I just read a vastly entertaining article making the rounds of NetPubLand in which a Big Important Author ridiculed e-books. It seems the evil that is e-books once more threatens the very fabric of our society. Or, at least according to Mr. Big Important, readers are damaging it by wanting e-books.
I really should be on his side. I love print books, and I have a pretty extensive personal library of them. The e-books I purchase are those I can print out at home. Print is my reading preference, hands down. Thing is, I don't expect the rest of the world to limit themselves to writing, publishing or buying only print books to accommodate me. Why would I?
For that matter, why does it have to be either/or -- print book or e-book? I write both, I publish both, and I want both for my readers. I don't believe print will ever become obsolete, but so what if it does? Maybe they'll invent an e-reader that suits me (they've finally got small tablet touchscreens; now all they have to do is something about the weight, the slippery casing, the glare from the screen and all the non-book crap on it.)
Whether we like it or not, the world moves on.
Big Important Author's mistake is that he is clinging to an 8-track mentality in an MP3 world. Think about it -- how often has the way we listen to music changed in the last forty years? 8-track tapes were all the rage when I was a kid, and then cassette tapes came along. The 8-track people were horrified. CDs then replaced cassettes (I was a bit put out by that; I had my entire music collection on cassette tapes. But I got over it eventually.) Now MP3s are replacing CDs, and I'm sure the format will change yet again in my lifetime. As long as I can buy new copies of all my old Coldplay, Linkin Park and Staind albums again, I won't bitch about whatever format they're in.
And despite all these technological changes to how music is delivered to the consumer -- many more changes than the Publishing industry has weathered -- it hasn't damaged the fabric of our society. Music is still here, still wonderful. We still listen to it. Music continues to enrich our lives, and we still love it.
Why would books be any different?
Storytellers have been in business since prehistory. Before there were books we used to sit by a fire and tell our tales to the tribe; do you think any of those storytellers would be pissed to know that their descendants started writing them down on scrolls and carving them into clay tablets? Would they despise the monks who often spent their entire lives working in scriptoriums and illuminating them page by page?

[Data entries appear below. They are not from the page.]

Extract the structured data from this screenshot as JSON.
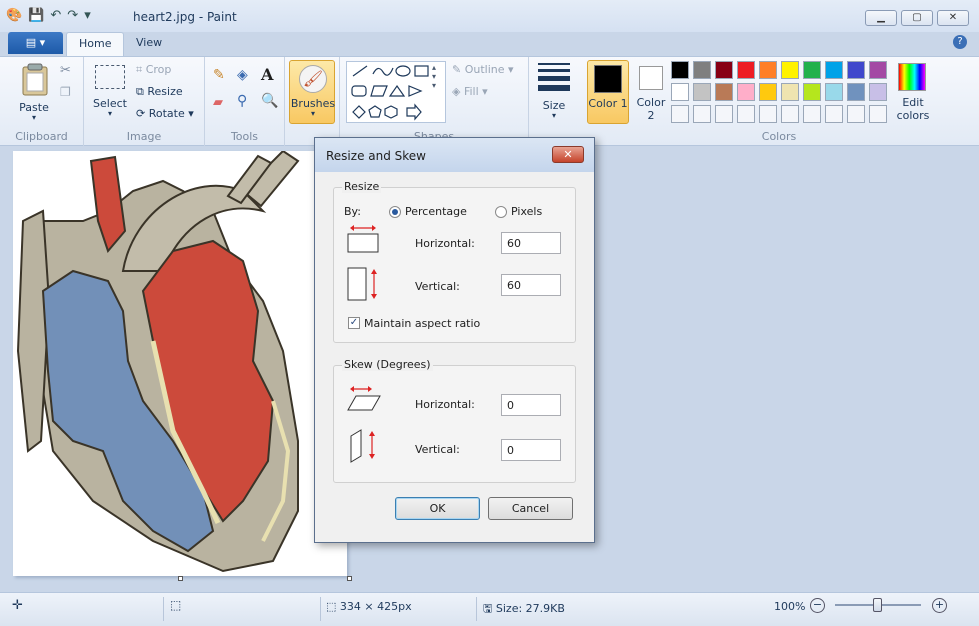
{
  "window": {
    "title": "heart2.jpg - Paint"
  },
  "tabs": {
    "file": "",
    "home": "Home",
    "view": "View"
  },
  "ribbon": {
    "clipboard": {
      "paste": "Paste",
      "label": "Clipboard"
    },
    "image": {
      "select": "Select",
      "crop": "Crop",
      "resize": "Resize",
      "rotate": "Rotate",
      "label": "Image"
    },
    "tools": {
      "label": "Tools"
    },
    "brushes": {
      "label": "Brushes"
    },
    "shapes": {
      "outline": "Outline",
      "fill": "Fill",
      "label": "Shapes"
    },
    "size": {
      "label": "Size"
    },
    "colors": {
      "color1": "Color 1",
      "color2": "Color 2",
      "edit": "Edit colors",
      "label": "Colors",
      "palette_row1": [
        "#000000",
        "#7f7f7f",
        "#880015",
        "#ed1c24",
        "#ff7f27",
        "#fff200",
        "#22b14c",
        "#00a2e8",
        "#3f48cc",
        "#a349a4"
      ],
      "palette_row2": [
        "#ffffff",
        "#c3c3c3",
        "#b97a57",
        "#ffaec9",
        "#ffc90e",
        "#efe4b0",
        "#b5e61d",
        "#99d9ea",
        "#7092be",
        "#c8bfe7"
      ]
    }
  },
  "dialog": {
    "title": "Resize and Skew",
    "close": "✕",
    "resize": {
      "legend": "Resize",
      "by": "By:",
      "percentage": "Percentage",
      "pixels": "Pixels",
      "horizontal_label": "Horizontal:",
      "horizontal_value": "60",
      "vertical_label": "Vertical:",
      "vertical_value": "60",
      "maintain": "Maintain aspect ratio"
    },
    "skew": {
      "legend": "Skew (Degrees)",
      "horizontal_label": "Horizontal:",
      "horizontal_value": "0",
      "vertical_label": "Vertical:",
      "vertical_value": "0"
    },
    "ok": "OK",
    "cancel": "Cancel"
  },
  "status": {
    "dimensions": "334 × 425px",
    "size": "Size: 27.9KB",
    "zoom": "100%"
  }
}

For that matter, how about Gutenberg and his invention of mechanical movable type printing? Gutenberg was the Steve Jobs of his time, agreed? So should he have been roasted over the tribe's fire for his temerity to bring book production out of the Dark Ages?
Anyone who truly belongs to our ageless clan of scribes knows it's the story that's important, not how you tell it, or with what you tell it. It doesn't even matter who tells the stories. As long as they're told, there will be someone who wants to hear them.
I don't want to have an 8-track mentality in an MP3 world, so Big Important Author's tirade was actually good for me. I'm going to get out there and have a look at the latest crop of e-readers. I'll also check and see if there is a better type of monitor for my computer that would allow me to read comfortably from it -- that might be a good compromise. And as the world moves on, hopefully so will I.